Asheville developer Antonio O. “Tony” Fraga had already shared his audacious vision with neighbors and tenants of the Haywood Park property he’s looking to redevelop. Last week he unveiled it for the media as a prelude to launching the laborious process of gaining the necessary city approvals.
The April 2 meeting provided the first glimpse of actual design plans. The ambitious project would include a 25-story hotel and a 21-story condominium tower, as well as associated office and retail space. The property is bordered by Page and Battery Park avenues and Haywood Street.
The visual centerpiece would be a grand, gabled hotel tower that would approximate the ornate, 12-story building originally envisioned by legendary Asheville developer E.W. Grove to crown the adjacent Grove Arcade.

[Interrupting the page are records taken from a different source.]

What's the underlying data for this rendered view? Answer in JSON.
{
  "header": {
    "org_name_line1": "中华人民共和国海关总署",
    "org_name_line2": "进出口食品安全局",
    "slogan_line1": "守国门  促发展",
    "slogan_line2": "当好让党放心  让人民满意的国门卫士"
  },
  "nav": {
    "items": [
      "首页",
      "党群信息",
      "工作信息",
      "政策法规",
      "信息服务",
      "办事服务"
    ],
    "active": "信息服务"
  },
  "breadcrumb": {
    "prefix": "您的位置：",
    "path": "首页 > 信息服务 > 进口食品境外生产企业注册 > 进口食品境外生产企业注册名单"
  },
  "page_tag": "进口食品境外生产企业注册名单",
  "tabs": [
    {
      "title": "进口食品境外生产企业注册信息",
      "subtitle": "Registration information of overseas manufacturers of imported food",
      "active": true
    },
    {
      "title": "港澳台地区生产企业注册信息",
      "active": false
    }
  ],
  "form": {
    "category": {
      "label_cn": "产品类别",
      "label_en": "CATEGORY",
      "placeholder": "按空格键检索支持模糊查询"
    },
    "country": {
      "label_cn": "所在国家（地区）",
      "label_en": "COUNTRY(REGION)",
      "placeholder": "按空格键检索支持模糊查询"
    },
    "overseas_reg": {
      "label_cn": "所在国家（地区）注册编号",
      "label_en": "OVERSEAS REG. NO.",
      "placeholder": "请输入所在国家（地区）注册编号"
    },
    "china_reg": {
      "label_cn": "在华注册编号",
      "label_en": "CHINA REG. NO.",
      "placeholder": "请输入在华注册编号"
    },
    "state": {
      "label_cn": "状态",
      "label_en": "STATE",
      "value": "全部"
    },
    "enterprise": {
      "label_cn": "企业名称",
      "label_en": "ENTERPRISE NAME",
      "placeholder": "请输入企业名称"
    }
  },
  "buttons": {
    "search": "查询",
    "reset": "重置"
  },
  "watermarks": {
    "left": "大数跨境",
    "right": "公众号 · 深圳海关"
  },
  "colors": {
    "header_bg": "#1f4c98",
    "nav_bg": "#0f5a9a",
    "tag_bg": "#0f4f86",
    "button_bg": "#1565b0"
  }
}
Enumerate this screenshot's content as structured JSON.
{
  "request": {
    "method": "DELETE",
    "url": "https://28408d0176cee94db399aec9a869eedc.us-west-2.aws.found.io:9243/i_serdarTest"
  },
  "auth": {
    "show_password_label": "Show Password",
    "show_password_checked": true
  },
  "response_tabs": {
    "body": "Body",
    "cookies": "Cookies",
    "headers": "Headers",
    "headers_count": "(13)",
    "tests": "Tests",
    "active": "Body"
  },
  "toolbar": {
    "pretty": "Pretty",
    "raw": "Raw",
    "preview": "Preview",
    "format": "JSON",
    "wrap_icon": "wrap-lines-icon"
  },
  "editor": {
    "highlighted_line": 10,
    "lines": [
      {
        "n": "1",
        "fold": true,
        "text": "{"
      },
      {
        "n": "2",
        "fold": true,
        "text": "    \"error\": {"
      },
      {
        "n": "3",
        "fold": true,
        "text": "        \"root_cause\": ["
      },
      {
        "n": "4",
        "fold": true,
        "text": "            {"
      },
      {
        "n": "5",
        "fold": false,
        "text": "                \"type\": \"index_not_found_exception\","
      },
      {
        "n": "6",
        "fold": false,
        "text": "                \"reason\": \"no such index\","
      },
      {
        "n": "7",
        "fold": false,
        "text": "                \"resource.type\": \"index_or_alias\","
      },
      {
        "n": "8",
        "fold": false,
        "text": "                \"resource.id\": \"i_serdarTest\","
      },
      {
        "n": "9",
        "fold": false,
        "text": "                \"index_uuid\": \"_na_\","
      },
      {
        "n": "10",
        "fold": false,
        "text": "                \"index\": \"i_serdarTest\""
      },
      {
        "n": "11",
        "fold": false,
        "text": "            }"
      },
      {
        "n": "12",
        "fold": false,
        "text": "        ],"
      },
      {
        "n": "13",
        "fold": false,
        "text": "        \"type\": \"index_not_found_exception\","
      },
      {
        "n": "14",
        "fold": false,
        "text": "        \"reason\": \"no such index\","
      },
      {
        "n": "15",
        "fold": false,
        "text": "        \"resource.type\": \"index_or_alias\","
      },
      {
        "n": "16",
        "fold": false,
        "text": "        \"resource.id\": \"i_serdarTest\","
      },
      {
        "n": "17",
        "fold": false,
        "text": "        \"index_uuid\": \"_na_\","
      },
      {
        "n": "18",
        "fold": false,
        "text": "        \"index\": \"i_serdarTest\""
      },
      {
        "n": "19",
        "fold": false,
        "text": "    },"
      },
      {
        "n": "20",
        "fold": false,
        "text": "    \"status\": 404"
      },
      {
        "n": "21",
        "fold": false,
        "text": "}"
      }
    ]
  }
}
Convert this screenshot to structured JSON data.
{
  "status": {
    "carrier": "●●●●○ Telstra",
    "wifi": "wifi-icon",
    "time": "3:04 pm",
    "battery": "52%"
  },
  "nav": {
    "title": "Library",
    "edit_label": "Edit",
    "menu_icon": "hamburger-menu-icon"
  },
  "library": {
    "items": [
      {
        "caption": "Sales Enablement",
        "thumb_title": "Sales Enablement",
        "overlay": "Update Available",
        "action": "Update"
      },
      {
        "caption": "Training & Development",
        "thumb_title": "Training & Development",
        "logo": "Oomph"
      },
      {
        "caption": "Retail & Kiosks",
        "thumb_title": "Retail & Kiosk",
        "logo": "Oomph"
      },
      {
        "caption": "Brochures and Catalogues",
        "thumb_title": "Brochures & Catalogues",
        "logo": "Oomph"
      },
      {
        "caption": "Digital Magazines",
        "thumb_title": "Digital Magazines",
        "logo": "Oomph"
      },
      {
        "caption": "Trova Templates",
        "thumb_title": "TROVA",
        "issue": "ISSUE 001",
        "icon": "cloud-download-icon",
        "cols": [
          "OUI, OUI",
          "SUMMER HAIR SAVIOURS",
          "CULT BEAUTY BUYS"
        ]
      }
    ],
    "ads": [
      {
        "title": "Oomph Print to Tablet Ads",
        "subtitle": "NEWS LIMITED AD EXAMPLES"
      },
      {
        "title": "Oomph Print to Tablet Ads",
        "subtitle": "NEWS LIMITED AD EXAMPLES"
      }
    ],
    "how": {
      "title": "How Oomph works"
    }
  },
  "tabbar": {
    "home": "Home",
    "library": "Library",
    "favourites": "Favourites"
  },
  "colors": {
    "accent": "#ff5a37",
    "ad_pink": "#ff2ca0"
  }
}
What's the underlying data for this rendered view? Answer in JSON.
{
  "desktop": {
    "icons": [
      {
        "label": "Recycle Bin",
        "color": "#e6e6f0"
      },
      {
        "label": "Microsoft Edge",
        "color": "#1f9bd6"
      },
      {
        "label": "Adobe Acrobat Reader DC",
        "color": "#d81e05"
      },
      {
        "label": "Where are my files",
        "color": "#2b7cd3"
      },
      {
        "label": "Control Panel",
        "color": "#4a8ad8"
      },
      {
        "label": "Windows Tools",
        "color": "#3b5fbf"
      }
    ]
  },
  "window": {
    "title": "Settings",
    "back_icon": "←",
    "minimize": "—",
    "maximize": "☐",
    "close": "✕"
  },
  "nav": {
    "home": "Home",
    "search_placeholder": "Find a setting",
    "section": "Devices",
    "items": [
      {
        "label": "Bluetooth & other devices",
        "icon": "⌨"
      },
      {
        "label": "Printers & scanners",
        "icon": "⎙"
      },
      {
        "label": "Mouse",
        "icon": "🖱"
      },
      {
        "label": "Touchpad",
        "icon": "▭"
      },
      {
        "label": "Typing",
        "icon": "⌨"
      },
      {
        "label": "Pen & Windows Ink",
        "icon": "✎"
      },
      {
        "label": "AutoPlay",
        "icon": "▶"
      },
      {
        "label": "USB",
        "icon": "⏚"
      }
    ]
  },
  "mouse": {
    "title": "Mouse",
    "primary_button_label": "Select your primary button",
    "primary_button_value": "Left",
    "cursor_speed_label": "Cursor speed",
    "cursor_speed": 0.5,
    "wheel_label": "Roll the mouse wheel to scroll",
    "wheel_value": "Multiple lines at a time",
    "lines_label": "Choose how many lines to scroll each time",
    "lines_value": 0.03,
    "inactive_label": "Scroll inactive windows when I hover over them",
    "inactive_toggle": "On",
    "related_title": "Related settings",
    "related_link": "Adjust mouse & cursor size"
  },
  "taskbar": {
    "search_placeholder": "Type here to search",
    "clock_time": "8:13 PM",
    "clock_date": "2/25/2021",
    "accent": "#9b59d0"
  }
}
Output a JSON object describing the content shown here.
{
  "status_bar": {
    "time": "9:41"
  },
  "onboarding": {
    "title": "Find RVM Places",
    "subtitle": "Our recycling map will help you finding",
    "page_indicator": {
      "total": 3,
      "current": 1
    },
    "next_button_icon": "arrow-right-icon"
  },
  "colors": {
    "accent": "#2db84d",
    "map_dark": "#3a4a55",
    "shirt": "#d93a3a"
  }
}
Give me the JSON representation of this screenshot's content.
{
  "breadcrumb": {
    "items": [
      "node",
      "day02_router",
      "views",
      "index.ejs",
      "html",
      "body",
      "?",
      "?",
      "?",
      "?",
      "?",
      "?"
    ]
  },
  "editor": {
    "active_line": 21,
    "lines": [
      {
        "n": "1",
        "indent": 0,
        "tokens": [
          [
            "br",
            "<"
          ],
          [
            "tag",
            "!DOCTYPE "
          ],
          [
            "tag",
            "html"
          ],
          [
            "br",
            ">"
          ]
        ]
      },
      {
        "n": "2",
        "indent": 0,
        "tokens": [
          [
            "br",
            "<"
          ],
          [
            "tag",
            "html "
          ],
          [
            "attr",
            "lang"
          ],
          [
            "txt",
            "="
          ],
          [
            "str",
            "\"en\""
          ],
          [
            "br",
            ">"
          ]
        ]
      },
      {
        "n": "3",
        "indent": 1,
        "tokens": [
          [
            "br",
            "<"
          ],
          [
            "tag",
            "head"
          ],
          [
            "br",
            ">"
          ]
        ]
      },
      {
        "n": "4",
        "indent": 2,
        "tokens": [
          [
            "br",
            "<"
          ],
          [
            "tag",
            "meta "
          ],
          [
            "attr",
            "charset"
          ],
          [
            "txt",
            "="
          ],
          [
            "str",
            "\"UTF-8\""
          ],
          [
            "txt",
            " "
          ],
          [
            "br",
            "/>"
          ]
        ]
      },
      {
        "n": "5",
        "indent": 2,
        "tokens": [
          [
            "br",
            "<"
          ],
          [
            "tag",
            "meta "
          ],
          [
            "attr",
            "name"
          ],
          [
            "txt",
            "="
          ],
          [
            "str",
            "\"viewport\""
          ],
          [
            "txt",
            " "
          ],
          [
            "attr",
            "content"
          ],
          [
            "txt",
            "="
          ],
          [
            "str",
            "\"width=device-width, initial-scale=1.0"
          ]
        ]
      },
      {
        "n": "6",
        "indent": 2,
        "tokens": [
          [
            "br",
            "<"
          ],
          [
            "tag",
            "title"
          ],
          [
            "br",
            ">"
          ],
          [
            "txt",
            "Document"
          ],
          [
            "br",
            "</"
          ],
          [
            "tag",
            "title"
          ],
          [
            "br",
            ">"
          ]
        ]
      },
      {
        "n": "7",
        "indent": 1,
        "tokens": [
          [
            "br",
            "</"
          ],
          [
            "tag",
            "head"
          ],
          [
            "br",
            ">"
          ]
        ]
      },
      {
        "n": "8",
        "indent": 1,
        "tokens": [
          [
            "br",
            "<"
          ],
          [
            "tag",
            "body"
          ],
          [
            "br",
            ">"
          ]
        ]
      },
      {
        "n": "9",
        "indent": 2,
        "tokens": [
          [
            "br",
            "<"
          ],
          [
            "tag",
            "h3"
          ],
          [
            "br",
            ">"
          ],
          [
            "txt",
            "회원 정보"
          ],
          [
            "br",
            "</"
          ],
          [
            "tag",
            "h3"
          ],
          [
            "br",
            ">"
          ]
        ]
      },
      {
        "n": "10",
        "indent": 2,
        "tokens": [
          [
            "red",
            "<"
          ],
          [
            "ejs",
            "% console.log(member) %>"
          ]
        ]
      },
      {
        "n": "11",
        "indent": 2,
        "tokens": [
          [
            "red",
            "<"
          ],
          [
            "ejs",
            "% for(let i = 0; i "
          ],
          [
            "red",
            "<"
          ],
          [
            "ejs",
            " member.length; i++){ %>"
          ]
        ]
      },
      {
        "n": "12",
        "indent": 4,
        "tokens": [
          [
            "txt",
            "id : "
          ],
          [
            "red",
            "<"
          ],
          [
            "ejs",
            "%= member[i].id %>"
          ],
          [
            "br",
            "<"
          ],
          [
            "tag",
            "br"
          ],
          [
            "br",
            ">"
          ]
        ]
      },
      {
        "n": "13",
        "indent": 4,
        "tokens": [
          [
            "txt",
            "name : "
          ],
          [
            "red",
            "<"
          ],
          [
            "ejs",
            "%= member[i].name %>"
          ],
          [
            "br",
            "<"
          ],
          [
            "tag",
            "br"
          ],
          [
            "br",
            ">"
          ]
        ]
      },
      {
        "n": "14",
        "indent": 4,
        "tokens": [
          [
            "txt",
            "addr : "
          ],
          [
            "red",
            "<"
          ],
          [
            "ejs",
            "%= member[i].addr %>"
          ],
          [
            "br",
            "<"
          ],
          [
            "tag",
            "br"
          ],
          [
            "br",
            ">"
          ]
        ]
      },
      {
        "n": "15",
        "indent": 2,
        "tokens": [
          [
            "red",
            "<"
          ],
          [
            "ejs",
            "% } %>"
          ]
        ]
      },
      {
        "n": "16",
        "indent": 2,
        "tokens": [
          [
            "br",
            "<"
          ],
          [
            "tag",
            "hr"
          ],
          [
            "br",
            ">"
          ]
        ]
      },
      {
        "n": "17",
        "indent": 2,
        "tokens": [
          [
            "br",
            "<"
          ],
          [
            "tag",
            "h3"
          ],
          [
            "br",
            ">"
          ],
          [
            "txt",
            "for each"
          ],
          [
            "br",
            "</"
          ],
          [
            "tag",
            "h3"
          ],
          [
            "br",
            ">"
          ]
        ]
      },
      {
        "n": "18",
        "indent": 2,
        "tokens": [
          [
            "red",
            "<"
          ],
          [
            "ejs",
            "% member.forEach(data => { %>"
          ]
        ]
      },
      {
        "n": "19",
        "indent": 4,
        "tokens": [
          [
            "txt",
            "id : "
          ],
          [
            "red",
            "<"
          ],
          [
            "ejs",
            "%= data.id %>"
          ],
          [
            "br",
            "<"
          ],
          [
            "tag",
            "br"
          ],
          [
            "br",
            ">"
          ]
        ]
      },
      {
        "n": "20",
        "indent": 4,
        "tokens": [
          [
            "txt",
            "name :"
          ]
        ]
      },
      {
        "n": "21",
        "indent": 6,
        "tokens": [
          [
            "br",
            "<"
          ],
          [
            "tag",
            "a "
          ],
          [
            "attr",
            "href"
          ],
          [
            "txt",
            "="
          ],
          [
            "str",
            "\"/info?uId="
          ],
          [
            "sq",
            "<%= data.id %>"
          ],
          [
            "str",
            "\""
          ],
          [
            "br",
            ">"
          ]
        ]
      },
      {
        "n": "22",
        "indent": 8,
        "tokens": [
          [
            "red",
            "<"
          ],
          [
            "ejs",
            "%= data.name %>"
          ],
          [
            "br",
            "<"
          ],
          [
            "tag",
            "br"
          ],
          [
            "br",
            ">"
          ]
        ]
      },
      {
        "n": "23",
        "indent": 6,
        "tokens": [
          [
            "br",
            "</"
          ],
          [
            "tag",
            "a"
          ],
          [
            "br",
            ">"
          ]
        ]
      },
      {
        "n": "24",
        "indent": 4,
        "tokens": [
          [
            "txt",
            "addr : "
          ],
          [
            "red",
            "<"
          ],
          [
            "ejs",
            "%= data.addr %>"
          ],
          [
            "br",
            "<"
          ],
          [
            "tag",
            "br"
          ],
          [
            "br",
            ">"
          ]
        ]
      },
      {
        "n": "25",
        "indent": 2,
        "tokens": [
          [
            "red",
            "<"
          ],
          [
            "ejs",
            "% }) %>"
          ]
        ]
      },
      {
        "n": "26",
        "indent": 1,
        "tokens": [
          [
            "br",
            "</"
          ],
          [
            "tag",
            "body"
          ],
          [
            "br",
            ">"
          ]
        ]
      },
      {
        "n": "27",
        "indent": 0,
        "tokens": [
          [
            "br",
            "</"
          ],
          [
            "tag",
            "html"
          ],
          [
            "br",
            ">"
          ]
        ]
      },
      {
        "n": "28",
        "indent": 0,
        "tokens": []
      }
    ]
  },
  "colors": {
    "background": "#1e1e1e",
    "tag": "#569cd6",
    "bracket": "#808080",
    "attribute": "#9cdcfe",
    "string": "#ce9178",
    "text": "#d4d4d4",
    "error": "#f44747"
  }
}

But Grove’s death in 1927 (two years before the arcade opened) and the subsequent arrival of the Great Depression sounded a death knell for those plans.
The vision was resurrected, says Fraga, after he saw an etching of Grove’s original blueprint at an Urban Trail station at the corner of Page and Battery Park. “I saw that and knew it should have been built,” he explains.
According to preliminary plans, the retro-looking Haywood Hotel would create up to 225 new hotel rooms, while the modern-style residential tower facing Haywood Street would contain 94 new condos, some in excess of 2,000 square feet.
In addition, the building at the corner of Page and Battery Park that now houses Kostas Menswear would be replaced by one that would mimic the adjacent Grove Arcade in height and style and feature restaurants and retail space. A rooftop pool would serve as a deck for hotel guests, and a similar deck and pool nearby would be available to condo owners. All told, the project would create 80,000 square feet of retail and 42,000 square feet of office space, some of which would be created out of what is now the Haywood Park Hotel. About 500 underground parking spaces are planned, some of which would be for the general public.
Fraga also envisions a new arcade that would bisect his property; an archway over Page Avenue would give it a visible link to the Grove Arcade. At least some of the roofs will be vegetative, and the developer says he expects to seek energy-efficient LEED certification for his project. Fraga says he’s had discussions with city planners about possibly closing a portion of Page Avenue on weekends, creating a pedestrian-only thoroughfare where local artists could exhibit and sell their work.
Not counting the hotel, Fraga estimates that the project would cost about $100 million. And though he’s still looking for a hotel developer, Fraga says that component might cost at least another $25 million.
Build it and they will come
Fraga’s company, the Florida-based FIRC Group, bought the 2-acre downtown property from local businessman Joe Kimmel last June for $18.5 million. The package included the Haywood Park Hotel, the adjacent atrium and Starnes Building on Haywood, a parking lot on Page Avenue, and the building at 35 Battery Park Ave. that houses Kostas.
At the time of the sale, Kimmel said: “When I purchased the Haywood Park property from Robert Armstrong, I had my own dreams for the future of downtown, and I wanted to make Robert proud; he was a pioneer of downtown rebirth and development. Unfortunately, I was unable to realize those dreams on my own, so I set out to find someone who would deliver the kind of project I believe Asheville needs. Tony Fraga is that man.”
The Cuban-born Fraga, who now lives in Asheville, has tended to focus on more run-of-the-mill shopping centers and offices; locally, he’s also developing Main Street at Biltmore Lake and redeveloping Westgate shopping center as a mixed-used project. But the Haywood Park redevelopment, he has said, would be his most extensive and visionary project to date.
“I consider this my legacy project,” he told Xpress.
The next step for Fraga is winning city approval, starting with a formal presentation to the Downtown Commission in May. If that group signs off on the plan, it would then go to the Technical Review Committee for an exhaustive vetting, based on the scale of the Tier III project. After passing that hurdle, it would proceed to the Planning and Zoning Commission, followed by an appearance before City Council for final approval and a conditional-use permit, according to interim Planning Director Shannon Tuch.
Fraga spokesman Dave Tomsky notes that FIRC will soon unveil a Web site and hot line so that members of the public can get current information on the project and provide feedback.